How many text types should language teachers focus on in order to facilitate reading in the content areas? Yesterday I developed a CLIL seminar session on this and content teachers agreed that a simple classification including the most common patterns of organization would be enough. My proposal includes the following patterns:
- Cause and effect
- Compare and contrast
- Order of importance
- Problem and solution
To develop the text structure strategy, language teachers should:
- Show examples of paragraphs that correspond to each text structure. You can use this handout I presented yesterday.
- Make students read different texts, and ask them to determine the text structure and organize the information by using a suitable graphic organizer. We found this worksheet really useful. You will find it together with a broad range of reading and writing resources on www.ereadingworksheets.com website.

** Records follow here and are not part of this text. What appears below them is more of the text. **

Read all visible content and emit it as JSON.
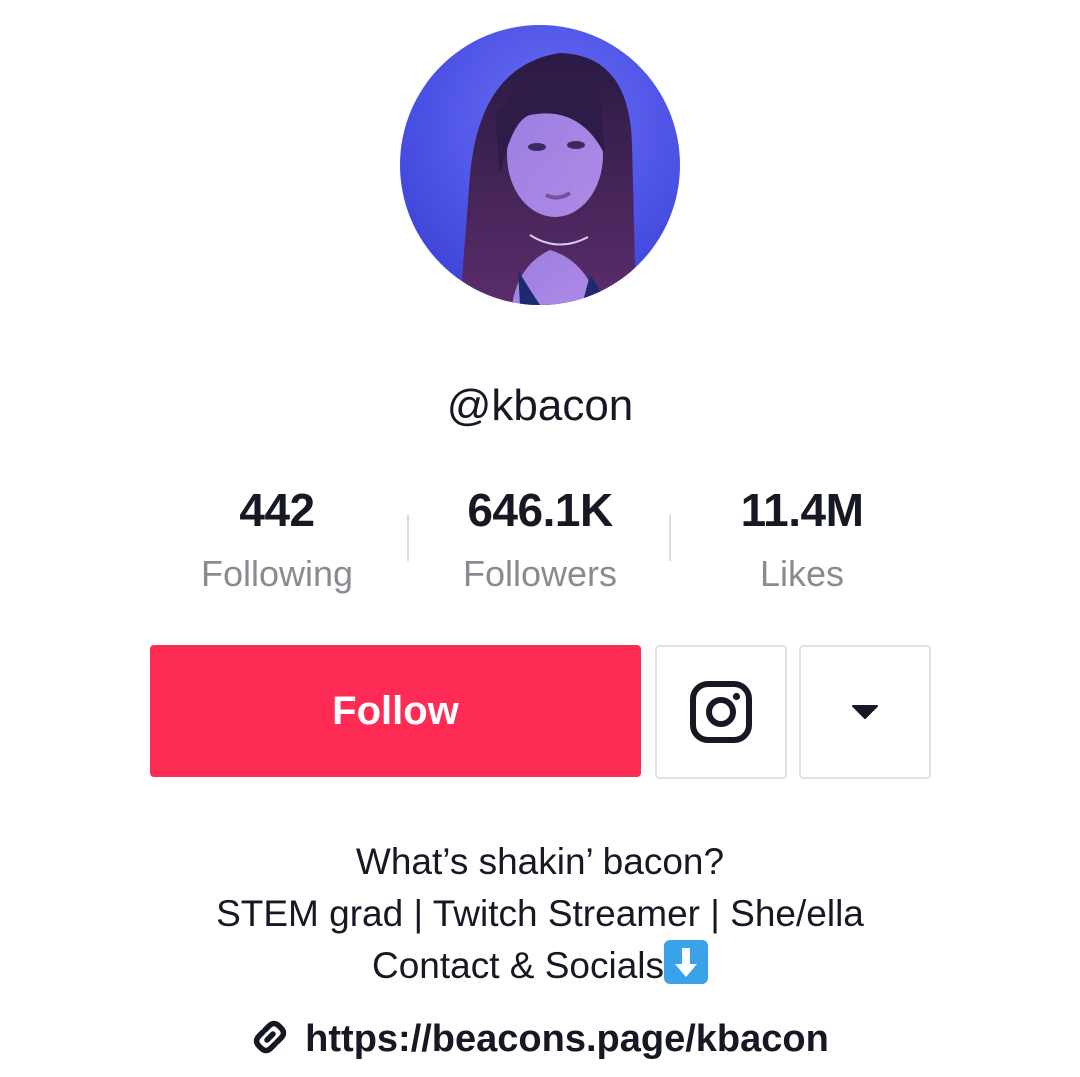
{
  "profile": {
    "username": "@kbacon",
    "avatar": "profile-photo"
  },
  "stats": [
    {
      "value": "442",
      "label": "Following"
    },
    {
      "value": "646.1K",
      "label": "Followers"
    },
    {
      "value": "11.4M",
      "label": "Likes"
    }
  ],
  "actions": {
    "follow_label": "Follow",
    "instagram_icon": "instagram-icon",
    "more_icon": "caret-down-icon"
  },
  "bio": {
    "line1": "What’s shakin’ bacon?",
    "line2": "STEM grad | Twitch Streamer | She/ella",
    "line3": "Contact & Socials",
    "line3_emoji": "down-arrow-emoji",
    "link": "https://beacons.page/kbacon",
    "link_icon": "link-icon"
  },
  "colors": {
    "follow_button": "#fe2c55",
    "secondary_text": "#8a8b91",
    "primary_text": "#161823",
    "emoji_blue": "#3aa2e8"
  }
}
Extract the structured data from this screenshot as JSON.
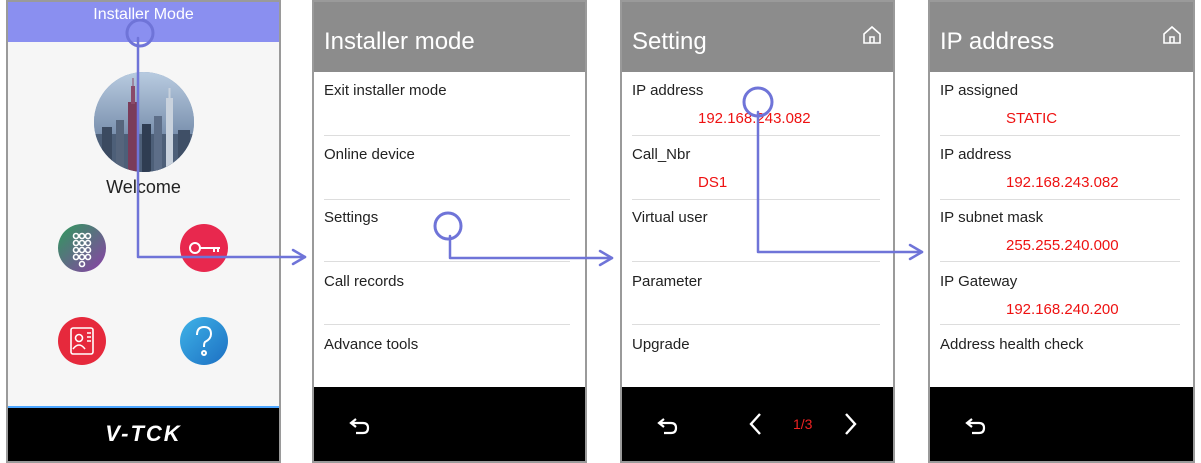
{
  "screen1": {
    "header_title": "Installer Mode",
    "welcome": "Welcome",
    "brand": "V-TCK",
    "icons": [
      "keypad-icon",
      "key-icon",
      "contacts-icon",
      "help-icon"
    ]
  },
  "screen2": {
    "title": "Installer mode",
    "items": [
      "Exit installer mode",
      "Online device",
      "Settings",
      "Call records",
      "Advance tools"
    ]
  },
  "screen3": {
    "title": "Setting",
    "items": [
      {
        "label": "IP address",
        "value": "192.168.243.082"
      },
      {
        "label": "Call_Nbr",
        "value": "DS1"
      },
      {
        "label": "Virtual user",
        "value": ""
      },
      {
        "label": "Parameter",
        "value": ""
      },
      {
        "label": "Upgrade",
        "value": ""
      }
    ],
    "pager": "1/3"
  },
  "screen4": {
    "title": "IP address",
    "items": [
      {
        "label": "IP assigned",
        "value": "STATIC"
      },
      {
        "label": "IP address",
        "value": "192.168.243.082"
      },
      {
        "label": "IP subnet mask",
        "value": "255.255.240.000"
      },
      {
        "label": "IP Gateway",
        "value": "192.168.240.200"
      },
      {
        "label": "Address health check",
        "value": ""
      }
    ]
  },
  "colors": {
    "header_blue": "#8a8ff0",
    "header_gray": "#8c8c8c",
    "value_red": "#ee1111",
    "annotation": "#6f74d8"
  }
}
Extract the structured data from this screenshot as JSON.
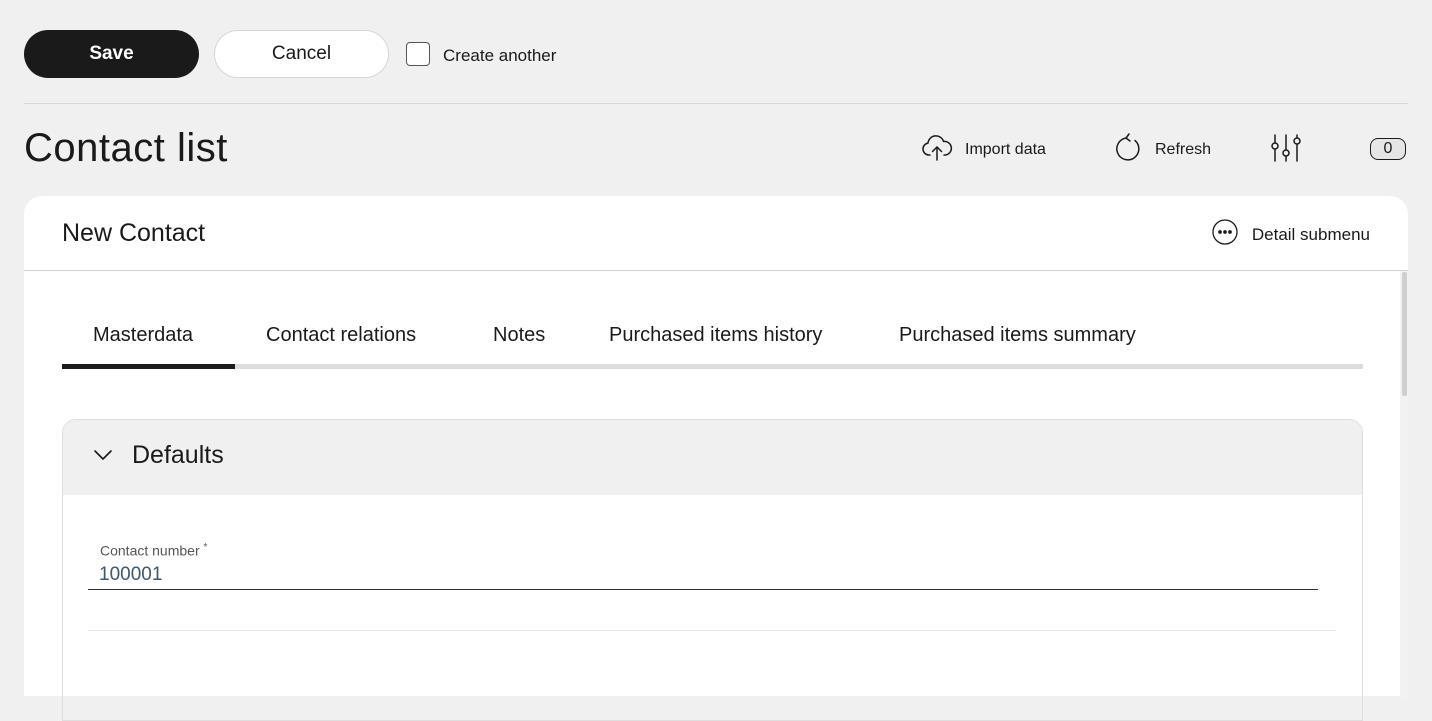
{
  "toolbar": {
    "save_label": "Save",
    "cancel_label": "Cancel",
    "create_another_label": "Create another",
    "create_another_checked": false
  },
  "header": {
    "title": "Contact list",
    "actions": {
      "import_label": "Import data",
      "refresh_label": "Refresh",
      "filter_icon": "sliders-icon",
      "badge_count": "0"
    }
  },
  "card": {
    "title": "New Contact",
    "submenu_label": "Detail submenu",
    "tabs": [
      {
        "label": "Masterdata",
        "active": true
      },
      {
        "label": "Contact relations",
        "active": false
      },
      {
        "label": "Notes",
        "active": false
      },
      {
        "label": "Purchased items history",
        "active": false
      },
      {
        "label": "Purchased items summary",
        "active": false
      }
    ],
    "section": {
      "title": "Defaults",
      "expanded": true,
      "fields": {
        "contact_number": {
          "label": "Contact number",
          "required_mark": "*",
          "value": "100001"
        }
      }
    }
  },
  "colors": {
    "primary": "#1a1a1a",
    "background": "#f0f0f0",
    "surface": "#ffffff",
    "input_text": "#40566a"
  }
}
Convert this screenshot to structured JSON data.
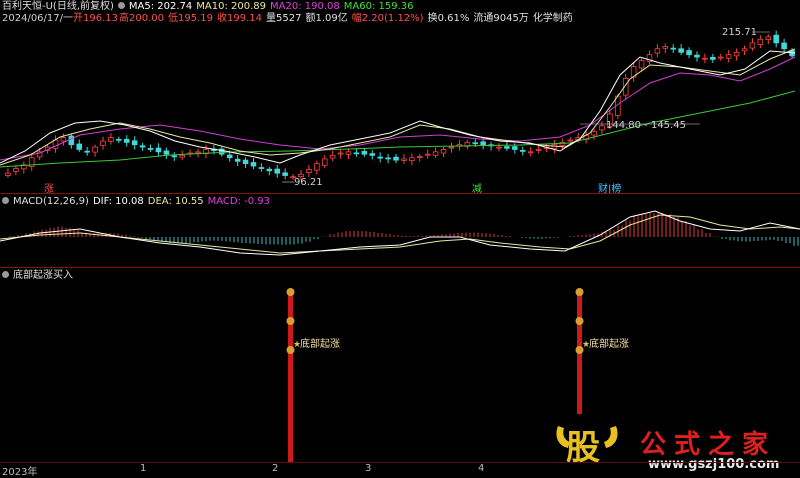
{
  "header": {
    "title": "百利天恒-U(日线,前复权)",
    "ma5": "MA5: 202.74",
    "ma10": "MA10: 200.89",
    "ma20": "MA20: 190.08",
    "ma60": "MA60: 159.36",
    "colors": {
      "ma5": "#ffffff",
      "ma10": "#e8e8a0",
      "ma20": "#e040e0",
      "ma60": "#40e040"
    }
  },
  "info": {
    "date": "2024/06/17/一",
    "open": "开196.13",
    "high": "高200.00",
    "low": "低195.19",
    "close": "收199.14",
    "volume": "量5527",
    "amount": "额1.09亿",
    "change": "幅2.20(1.12%)",
    "turnover": "换0.61%",
    "float": "流通9045万",
    "sector": "化学制药"
  },
  "price_labels": {
    "high": "215.71",
    "low": "96.21",
    "support": "144.80 - 145.45"
  },
  "markers": {
    "zhang": "涨",
    "jian": "减",
    "caibao": "财|榜"
  },
  "macd": {
    "title": "MACD(12,26,9)",
    "dif": "DIF: 10.08",
    "dea": "DEA: 10.55",
    "macd": "MACD: -0.93"
  },
  "indicator": {
    "title": "底部起涨买入",
    "label1": "底部起涨",
    "label2": "底部起涨"
  },
  "xaxis": [
    "2023年",
    "1",
    "2",
    "3",
    "4"
  ],
  "watermark": {
    "logo": "股",
    "name": "公式之家",
    "url": "www.gszj100.com"
  },
  "chart_data": [
    {
      "type": "candlestick",
      "title": "百利天恒-U(日线,前复权)",
      "series": [
        {
          "name": "MA5",
          "color": "#ffffff"
        },
        {
          "name": "MA10",
          "color": "#e8e8a0"
        },
        {
          "name": "MA20",
          "color": "#e040e0"
        },
        {
          "name": "MA60",
          "color": "#40e040"
        }
      ],
      "approx_close": [
        100,
        104,
        107,
        113,
        118,
        122,
        128,
        130,
        124,
        120,
        118,
        122,
        127,
        130,
        128,
        126,
        124,
        122,
        120,
        118,
        116,
        114,
        115,
        117,
        118,
        120,
        119,
        116,
        113,
        110,
        108,
        106,
        104,
        102,
        100,
        98,
        97,
        99,
        103,
        108,
        112,
        115,
        117,
        118,
        117,
        116,
        115,
        113,
        112,
        111,
        112,
        113,
        114,
        116,
        118,
        120,
        122,
        124,
        126,
        125,
        124,
        123,
        122,
        121,
        120,
        119,
        118,
        120,
        122,
        124,
        126,
        128,
        130,
        132,
        135,
        140,
        150,
        165,
        180,
        190,
        195,
        200,
        205,
        207,
        205,
        202,
        200,
        198,
        197,
        196,
        198,
        200,
        202,
        205,
        210,
        213,
        215,
        210,
        205,
        199
      ],
      "marked_high": 215.71,
      "marked_low": 96.21,
      "support_range": [
        144.8,
        145.45
      ]
    },
    {
      "type": "line",
      "title": "MACD(12,26,9)",
      "series": [
        {
          "name": "DIF",
          "value": 10.08
        },
        {
          "name": "DEA",
          "value": 10.55
        },
        {
          "name": "MACD",
          "value": -0.93
        }
      ]
    },
    {
      "type": "bar",
      "title": "底部起涨买入",
      "signals": [
        {
          "index": 42,
          "label": "底部起涨"
        },
        {
          "index": 86,
          "label": "底部起涨"
        }
      ]
    }
  ]
}
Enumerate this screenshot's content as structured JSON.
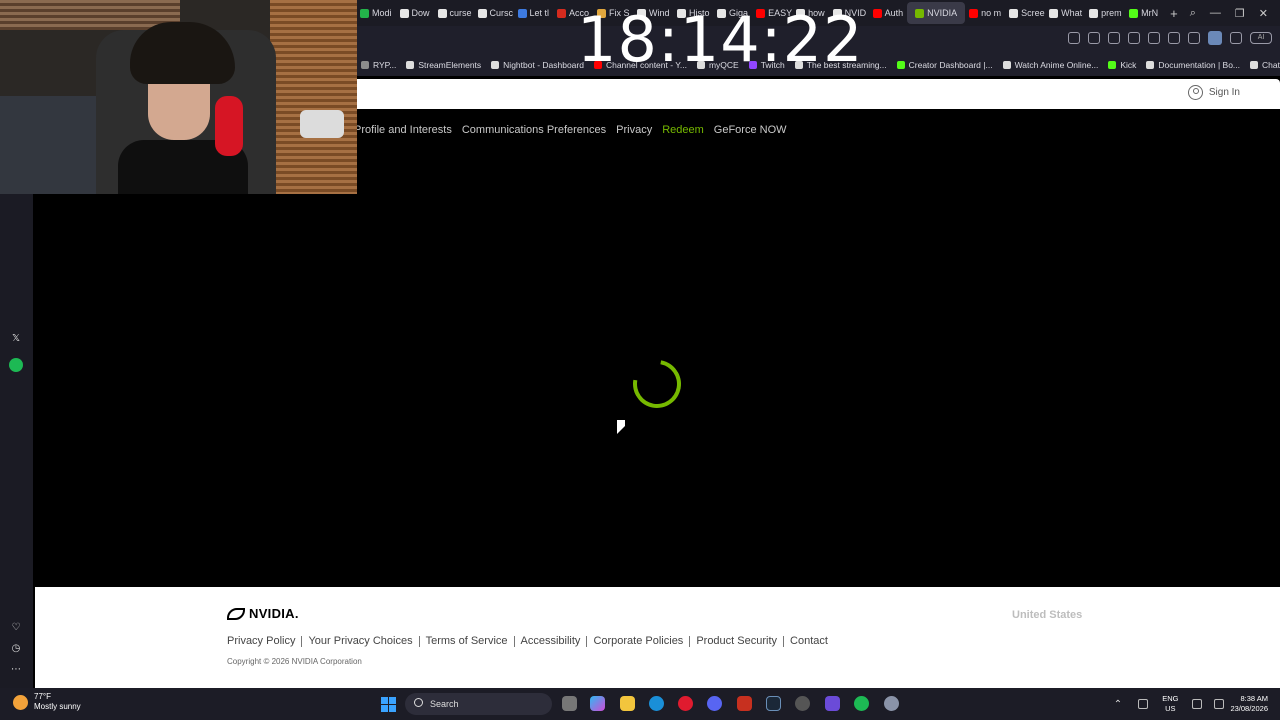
{
  "clock": "18:14:22",
  "browser": {
    "tabs": [
      {
        "label": "Modi",
        "color": "#23b34a"
      },
      {
        "label": "Dow",
        "color": "#e6e6e6"
      },
      {
        "label": "curse",
        "color": "#e6e6e6"
      },
      {
        "label": "Cursc",
        "color": "#e6e6e6"
      },
      {
        "label": "Let tl",
        "color": "#3d7ae0"
      },
      {
        "label": "Acco",
        "color": "#d52b1e"
      },
      {
        "label": "Fix S",
        "color": "#e0a63d"
      },
      {
        "label": "Wind",
        "color": "#e6e6e6"
      },
      {
        "label": "Histo",
        "color": "#e6e6e6"
      },
      {
        "label": "Giga",
        "color": "#e6e6e6"
      },
      {
        "label": "EASY",
        "color": "#ff0000"
      },
      {
        "label": "how",
        "color": "#e6e6e6"
      },
      {
        "label": "NVID",
        "color": "#e6e6e6"
      },
      {
        "label": "Auth",
        "color": "#ff0000"
      },
      {
        "label": "NVIDIA",
        "color": "#76b900",
        "active": true
      },
      {
        "label": "no m",
        "color": "#ff0000"
      },
      {
        "label": "Scree",
        "color": "#e6e6e6"
      },
      {
        "label": "What",
        "color": "#e6e6e6"
      },
      {
        "label": "prem",
        "color": "#e6e6e6"
      },
      {
        "label": "MrN",
        "color": "#53fc18"
      }
    ],
    "bookmarks": [
      {
        "label": "RYP...",
        "color": "#8c8c8c"
      },
      {
        "label": "StreamElements",
        "color": "#dddddd"
      },
      {
        "label": "Nightbot - Dashboard",
        "color": "#dddddd"
      },
      {
        "label": "Channel content - Y...",
        "color": "#ff0000"
      },
      {
        "label": "myQCE",
        "color": "#dddddd"
      },
      {
        "label": "Twitch",
        "color": "#9146ff"
      },
      {
        "label": "The best streaming...",
        "color": "#dddddd"
      },
      {
        "label": "Creator Dashboard |...",
        "color": "#53fc18"
      },
      {
        "label": "Watch Anime Online...",
        "color": "#dddddd"
      },
      {
        "label": "Kick",
        "color": "#53fc18"
      },
      {
        "label": "Documentation | Bo...",
        "color": "#dddddd"
      },
      {
        "label": "ChatGPT",
        "color": "#dddddd"
      }
    ],
    "ai_label": "AI"
  },
  "page": {
    "sign_in": "Sign In",
    "subnav": [
      "Profile and Interests",
      "Communications Preferences",
      "Privacy",
      "Redeem",
      "GeForce NOW"
    ],
    "active_subnav": "Redeem",
    "accent": "#76b900",
    "loading": true
  },
  "footer": {
    "brand": "NVIDIA.",
    "region": "United States",
    "links": [
      "Privacy Policy",
      "Your Privacy Choices",
      "Terms of Service",
      "Accessibility",
      "Corporate Policies",
      "Product Security",
      "Contact"
    ],
    "copyright": "Copyright © 2026 NVIDIA Corporation"
  },
  "taskbar": {
    "weather_temp": "77°F",
    "weather_desc": "Mostly sunny",
    "search_label": "Search",
    "lang": "ENG",
    "region": "US",
    "time": "8:38 AM",
    "date": "23/08/2026"
  }
}
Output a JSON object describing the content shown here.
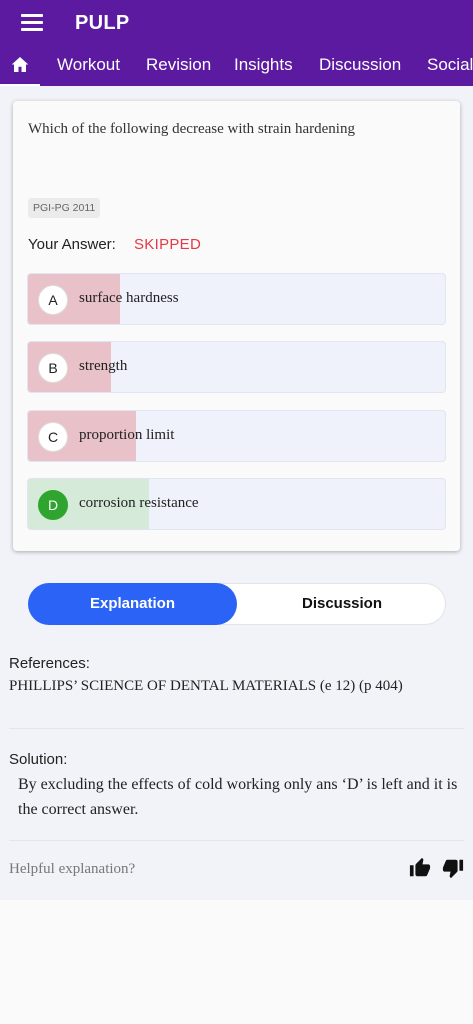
{
  "app": {
    "title": "PULP"
  },
  "nav": {
    "tabs": [
      {
        "label": "Workout"
      },
      {
        "label": "Revision"
      },
      {
        "label": "Insights"
      },
      {
        "label": "Discussion"
      },
      {
        "label": "Social"
      }
    ]
  },
  "question": {
    "text": "Which of the following decrease with strain hardening",
    "tag": "PGI-PG 2011",
    "answer_label": "Your Answer:",
    "answer_value": "SKIPPED",
    "options": [
      {
        "letter": "A",
        "text": "surface hardness",
        "percent": 22,
        "status": "wrong"
      },
      {
        "letter": "B",
        "text": "strength",
        "percent": 20,
        "status": "wrong"
      },
      {
        "letter": "C",
        "text": "proportion limit",
        "percent": 26,
        "status": "wrong"
      },
      {
        "letter": "D",
        "text": "corrosion resistance",
        "percent": 29,
        "status": "correct"
      }
    ]
  },
  "toggle": {
    "explanation_label": "Explanation",
    "discussion_label": "Discussion"
  },
  "references": {
    "label": "References:",
    "text": "PHILLIPS’ SCIENCE OF DENTAL MATERIALS (e 12) (p 404)"
  },
  "solution": {
    "label": "Solution:",
    "text": "By excluding the effects of cold working only ans ‘D’ is left and it is the correct answer."
  },
  "feedback": {
    "prompt": "Helpful explanation?"
  },
  "colors": {
    "appbar": "#5b1aa0",
    "accent": "#2a63f5",
    "skipped": "#e53945",
    "wrong_fill": "#e9c2c9",
    "correct_fill": "#d5ead8",
    "correct_badge": "#2fa52f"
  },
  "icons": {
    "menu": "hamburger-icon",
    "home": "home-icon",
    "like": "thumbs-up-icon",
    "dislike": "thumbs-down-icon"
  }
}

If you are thinking of sharing the proposal above with the staff at your school, the following 5-minute video can be very helpful since it explains how to teach students to identify text structures in any subject:
- The RMC Research Corporation's Center on Instruction website offers a collection of Informational text Structure Templates that language teachers can use to introduce this strategy. You can download these templates from here.
- Click here for a collection of graphic organizers in Word format.